Data records for software interfaces

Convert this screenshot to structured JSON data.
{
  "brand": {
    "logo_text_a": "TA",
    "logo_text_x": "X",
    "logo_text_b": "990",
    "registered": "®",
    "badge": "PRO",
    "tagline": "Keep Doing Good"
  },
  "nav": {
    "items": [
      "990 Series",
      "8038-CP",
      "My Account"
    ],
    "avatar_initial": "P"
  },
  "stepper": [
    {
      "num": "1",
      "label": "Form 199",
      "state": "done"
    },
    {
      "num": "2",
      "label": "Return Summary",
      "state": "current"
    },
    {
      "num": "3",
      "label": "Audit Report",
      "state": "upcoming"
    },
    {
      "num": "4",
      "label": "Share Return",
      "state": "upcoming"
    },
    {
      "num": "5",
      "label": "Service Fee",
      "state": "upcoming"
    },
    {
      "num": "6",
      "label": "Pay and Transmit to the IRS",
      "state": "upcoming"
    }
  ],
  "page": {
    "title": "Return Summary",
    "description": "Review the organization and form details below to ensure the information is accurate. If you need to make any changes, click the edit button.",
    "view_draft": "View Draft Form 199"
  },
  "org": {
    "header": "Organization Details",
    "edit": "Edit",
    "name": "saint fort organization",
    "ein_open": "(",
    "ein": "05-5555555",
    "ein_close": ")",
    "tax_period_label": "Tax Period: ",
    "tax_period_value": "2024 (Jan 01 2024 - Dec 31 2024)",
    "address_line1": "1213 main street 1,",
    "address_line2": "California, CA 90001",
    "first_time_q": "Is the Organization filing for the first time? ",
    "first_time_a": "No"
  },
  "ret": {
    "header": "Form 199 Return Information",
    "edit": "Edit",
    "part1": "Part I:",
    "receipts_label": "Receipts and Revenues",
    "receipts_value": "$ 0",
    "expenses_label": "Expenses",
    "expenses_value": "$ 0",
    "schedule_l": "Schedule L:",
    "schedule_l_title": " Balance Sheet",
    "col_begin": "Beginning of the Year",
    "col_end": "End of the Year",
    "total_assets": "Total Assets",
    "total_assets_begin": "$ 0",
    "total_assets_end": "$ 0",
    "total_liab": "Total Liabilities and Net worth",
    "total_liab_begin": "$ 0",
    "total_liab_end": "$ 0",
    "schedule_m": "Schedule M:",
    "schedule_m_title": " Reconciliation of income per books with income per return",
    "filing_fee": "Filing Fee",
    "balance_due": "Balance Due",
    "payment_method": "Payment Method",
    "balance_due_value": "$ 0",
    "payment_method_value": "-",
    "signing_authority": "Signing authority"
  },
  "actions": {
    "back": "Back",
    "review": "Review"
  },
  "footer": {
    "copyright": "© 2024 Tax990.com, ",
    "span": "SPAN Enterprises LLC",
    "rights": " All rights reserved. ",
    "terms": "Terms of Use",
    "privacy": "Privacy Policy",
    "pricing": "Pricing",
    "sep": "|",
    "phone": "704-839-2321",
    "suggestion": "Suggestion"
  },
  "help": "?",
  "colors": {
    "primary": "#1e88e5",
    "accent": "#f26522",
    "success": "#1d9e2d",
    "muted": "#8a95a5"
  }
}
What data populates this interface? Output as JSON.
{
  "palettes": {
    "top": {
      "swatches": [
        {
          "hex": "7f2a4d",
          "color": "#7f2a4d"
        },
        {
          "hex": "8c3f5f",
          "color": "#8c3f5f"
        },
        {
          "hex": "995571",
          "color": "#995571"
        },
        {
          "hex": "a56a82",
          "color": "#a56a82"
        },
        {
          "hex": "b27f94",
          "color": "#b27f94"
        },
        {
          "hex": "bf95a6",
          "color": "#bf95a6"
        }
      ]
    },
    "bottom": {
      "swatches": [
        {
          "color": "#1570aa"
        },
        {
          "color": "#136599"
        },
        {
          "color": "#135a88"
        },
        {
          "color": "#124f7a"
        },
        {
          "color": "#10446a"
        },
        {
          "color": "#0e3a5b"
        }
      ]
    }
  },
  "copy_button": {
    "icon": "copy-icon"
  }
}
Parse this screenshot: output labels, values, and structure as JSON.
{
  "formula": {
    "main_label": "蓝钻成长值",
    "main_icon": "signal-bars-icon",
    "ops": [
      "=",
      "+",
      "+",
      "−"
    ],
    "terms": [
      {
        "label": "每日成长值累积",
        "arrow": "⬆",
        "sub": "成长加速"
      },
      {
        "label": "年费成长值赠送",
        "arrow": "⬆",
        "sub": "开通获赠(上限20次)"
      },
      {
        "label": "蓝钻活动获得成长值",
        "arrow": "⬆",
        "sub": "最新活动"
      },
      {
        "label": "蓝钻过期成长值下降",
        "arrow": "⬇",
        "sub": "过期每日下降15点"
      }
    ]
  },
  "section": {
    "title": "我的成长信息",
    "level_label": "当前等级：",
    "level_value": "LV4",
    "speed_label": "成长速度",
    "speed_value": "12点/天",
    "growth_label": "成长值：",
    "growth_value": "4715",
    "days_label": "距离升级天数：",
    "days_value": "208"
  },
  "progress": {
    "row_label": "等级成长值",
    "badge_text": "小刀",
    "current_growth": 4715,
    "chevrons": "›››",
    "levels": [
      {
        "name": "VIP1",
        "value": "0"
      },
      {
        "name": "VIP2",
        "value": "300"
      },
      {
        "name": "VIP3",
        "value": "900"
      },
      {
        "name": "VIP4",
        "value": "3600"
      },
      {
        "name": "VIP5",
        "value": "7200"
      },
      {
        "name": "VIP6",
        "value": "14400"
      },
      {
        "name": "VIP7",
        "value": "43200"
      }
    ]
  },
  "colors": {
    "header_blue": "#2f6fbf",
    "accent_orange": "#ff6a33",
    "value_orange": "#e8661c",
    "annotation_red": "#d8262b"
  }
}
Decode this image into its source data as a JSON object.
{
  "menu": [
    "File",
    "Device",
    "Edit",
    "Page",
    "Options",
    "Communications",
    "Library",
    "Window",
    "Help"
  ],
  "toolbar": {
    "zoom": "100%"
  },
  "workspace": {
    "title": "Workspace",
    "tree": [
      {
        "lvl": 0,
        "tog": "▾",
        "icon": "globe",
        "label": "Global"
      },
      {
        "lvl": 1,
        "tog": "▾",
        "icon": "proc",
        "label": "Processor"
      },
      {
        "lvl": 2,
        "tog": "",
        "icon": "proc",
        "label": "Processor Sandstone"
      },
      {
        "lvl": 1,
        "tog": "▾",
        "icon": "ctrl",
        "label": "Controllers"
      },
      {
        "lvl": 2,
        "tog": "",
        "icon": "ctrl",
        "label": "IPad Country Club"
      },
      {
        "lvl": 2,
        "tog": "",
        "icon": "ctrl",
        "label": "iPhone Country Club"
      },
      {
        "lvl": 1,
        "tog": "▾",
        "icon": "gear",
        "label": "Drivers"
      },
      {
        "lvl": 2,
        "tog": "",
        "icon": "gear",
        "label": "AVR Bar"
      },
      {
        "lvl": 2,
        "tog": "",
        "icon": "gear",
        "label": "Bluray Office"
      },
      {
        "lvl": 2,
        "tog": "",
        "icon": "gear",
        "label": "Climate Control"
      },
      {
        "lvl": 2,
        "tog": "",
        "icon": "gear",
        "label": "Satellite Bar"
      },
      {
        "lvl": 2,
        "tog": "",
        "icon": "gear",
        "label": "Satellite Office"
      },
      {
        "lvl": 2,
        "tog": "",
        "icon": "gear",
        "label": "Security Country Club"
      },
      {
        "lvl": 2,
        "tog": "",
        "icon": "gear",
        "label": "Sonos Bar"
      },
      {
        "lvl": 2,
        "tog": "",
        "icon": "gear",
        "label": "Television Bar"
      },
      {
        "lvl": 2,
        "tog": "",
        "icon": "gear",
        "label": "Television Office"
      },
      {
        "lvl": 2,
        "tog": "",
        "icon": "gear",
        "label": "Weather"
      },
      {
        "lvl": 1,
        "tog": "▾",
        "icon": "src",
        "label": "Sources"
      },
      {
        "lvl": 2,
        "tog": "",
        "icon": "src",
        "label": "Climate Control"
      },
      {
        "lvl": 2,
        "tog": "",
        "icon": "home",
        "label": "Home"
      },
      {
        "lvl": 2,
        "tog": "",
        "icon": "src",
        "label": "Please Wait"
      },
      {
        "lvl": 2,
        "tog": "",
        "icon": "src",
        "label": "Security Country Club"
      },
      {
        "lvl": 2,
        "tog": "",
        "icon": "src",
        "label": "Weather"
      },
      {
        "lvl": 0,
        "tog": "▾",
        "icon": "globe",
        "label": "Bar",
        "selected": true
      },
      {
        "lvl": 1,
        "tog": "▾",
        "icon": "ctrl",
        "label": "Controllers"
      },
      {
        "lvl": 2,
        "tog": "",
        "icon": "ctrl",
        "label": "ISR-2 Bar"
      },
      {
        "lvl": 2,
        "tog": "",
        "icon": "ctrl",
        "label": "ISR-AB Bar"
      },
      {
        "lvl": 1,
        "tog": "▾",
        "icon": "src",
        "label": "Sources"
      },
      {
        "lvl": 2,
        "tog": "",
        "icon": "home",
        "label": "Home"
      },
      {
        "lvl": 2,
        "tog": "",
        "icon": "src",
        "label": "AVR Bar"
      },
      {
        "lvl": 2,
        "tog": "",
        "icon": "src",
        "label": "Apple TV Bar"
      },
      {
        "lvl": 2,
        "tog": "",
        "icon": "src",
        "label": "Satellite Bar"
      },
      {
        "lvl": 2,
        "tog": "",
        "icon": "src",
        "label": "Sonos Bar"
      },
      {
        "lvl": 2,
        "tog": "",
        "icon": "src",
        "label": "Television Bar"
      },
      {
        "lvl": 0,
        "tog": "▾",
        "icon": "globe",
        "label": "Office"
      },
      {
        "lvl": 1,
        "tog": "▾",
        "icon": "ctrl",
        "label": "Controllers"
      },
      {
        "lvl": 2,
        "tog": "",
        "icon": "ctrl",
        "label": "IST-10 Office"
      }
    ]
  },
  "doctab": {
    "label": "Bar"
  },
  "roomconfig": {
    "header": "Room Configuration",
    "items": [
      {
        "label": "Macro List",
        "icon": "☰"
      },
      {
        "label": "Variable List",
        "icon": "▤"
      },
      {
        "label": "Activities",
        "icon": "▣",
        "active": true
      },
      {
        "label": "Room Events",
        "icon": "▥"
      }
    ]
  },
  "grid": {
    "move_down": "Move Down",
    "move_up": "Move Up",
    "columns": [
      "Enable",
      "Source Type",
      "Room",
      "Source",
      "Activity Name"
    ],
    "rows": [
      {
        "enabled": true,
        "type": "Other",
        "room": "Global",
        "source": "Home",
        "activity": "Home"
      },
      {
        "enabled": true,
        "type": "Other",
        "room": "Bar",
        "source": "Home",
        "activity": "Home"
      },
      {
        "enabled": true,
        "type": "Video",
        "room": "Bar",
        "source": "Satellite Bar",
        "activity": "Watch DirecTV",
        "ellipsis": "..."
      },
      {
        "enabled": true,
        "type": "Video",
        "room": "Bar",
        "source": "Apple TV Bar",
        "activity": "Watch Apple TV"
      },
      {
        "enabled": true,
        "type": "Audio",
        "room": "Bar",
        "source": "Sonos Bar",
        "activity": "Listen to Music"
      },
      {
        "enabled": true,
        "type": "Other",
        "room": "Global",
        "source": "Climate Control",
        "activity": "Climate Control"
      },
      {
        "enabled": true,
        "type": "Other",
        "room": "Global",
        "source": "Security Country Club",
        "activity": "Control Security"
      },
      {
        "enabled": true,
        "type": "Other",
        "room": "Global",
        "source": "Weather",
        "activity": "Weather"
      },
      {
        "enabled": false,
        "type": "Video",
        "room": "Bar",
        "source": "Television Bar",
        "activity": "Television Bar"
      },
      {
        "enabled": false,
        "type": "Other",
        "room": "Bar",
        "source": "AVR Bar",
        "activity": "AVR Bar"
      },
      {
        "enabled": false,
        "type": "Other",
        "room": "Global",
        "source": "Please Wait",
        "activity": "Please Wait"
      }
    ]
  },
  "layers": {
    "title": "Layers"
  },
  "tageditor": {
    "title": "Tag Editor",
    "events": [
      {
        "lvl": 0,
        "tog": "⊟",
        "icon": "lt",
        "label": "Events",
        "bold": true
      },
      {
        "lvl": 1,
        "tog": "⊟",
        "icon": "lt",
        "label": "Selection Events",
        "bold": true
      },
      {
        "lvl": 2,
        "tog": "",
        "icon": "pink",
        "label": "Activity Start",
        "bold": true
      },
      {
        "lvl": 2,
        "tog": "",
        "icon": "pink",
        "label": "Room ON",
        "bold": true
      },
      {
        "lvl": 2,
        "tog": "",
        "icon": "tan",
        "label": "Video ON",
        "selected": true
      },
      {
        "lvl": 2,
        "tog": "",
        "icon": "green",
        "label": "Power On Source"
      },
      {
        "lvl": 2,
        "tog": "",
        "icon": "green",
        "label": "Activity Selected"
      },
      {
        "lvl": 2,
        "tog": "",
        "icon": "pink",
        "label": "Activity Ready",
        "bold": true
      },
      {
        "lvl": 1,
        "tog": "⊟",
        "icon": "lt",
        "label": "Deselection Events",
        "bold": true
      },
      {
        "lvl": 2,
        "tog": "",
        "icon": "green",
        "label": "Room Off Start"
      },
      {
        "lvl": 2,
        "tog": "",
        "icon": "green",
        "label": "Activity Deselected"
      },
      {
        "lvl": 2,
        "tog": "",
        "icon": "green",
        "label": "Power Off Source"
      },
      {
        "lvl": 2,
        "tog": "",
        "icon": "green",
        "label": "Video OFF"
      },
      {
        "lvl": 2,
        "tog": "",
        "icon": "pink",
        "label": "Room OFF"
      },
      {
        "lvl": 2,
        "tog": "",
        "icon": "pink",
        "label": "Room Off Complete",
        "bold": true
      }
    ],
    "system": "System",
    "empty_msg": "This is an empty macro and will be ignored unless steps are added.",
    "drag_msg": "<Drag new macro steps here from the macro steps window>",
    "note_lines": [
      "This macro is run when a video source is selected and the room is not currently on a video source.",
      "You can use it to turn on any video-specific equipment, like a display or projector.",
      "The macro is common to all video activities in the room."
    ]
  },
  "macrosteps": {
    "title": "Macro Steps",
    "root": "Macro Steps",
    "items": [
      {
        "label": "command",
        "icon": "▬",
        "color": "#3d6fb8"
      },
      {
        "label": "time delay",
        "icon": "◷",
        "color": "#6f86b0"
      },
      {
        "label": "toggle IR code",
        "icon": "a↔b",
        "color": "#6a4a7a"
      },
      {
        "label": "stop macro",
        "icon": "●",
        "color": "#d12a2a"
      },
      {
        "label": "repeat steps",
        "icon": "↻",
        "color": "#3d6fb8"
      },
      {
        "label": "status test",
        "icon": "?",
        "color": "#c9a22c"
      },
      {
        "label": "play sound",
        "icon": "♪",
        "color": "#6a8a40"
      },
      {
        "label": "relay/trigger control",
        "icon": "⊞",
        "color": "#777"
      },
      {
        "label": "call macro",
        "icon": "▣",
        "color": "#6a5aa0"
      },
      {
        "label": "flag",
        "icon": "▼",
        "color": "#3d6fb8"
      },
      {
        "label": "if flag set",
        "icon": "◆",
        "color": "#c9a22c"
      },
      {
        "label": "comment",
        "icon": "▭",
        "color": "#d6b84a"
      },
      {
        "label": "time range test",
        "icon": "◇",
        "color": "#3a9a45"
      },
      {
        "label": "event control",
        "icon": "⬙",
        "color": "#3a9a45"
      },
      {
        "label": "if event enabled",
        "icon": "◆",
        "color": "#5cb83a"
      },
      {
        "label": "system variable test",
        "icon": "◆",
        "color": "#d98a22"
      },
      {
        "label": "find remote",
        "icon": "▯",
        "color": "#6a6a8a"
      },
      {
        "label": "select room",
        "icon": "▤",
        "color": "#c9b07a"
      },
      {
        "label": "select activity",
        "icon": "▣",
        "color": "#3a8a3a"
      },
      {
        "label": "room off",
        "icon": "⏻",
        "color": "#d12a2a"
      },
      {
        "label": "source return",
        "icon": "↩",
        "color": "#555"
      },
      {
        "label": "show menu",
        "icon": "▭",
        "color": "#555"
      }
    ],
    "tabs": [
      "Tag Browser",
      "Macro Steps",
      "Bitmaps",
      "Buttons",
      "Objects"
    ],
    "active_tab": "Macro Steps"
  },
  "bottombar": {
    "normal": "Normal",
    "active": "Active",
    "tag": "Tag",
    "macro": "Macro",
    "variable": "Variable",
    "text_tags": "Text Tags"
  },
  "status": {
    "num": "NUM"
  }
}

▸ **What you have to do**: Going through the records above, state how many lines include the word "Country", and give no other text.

▸ **Result for this task**: 5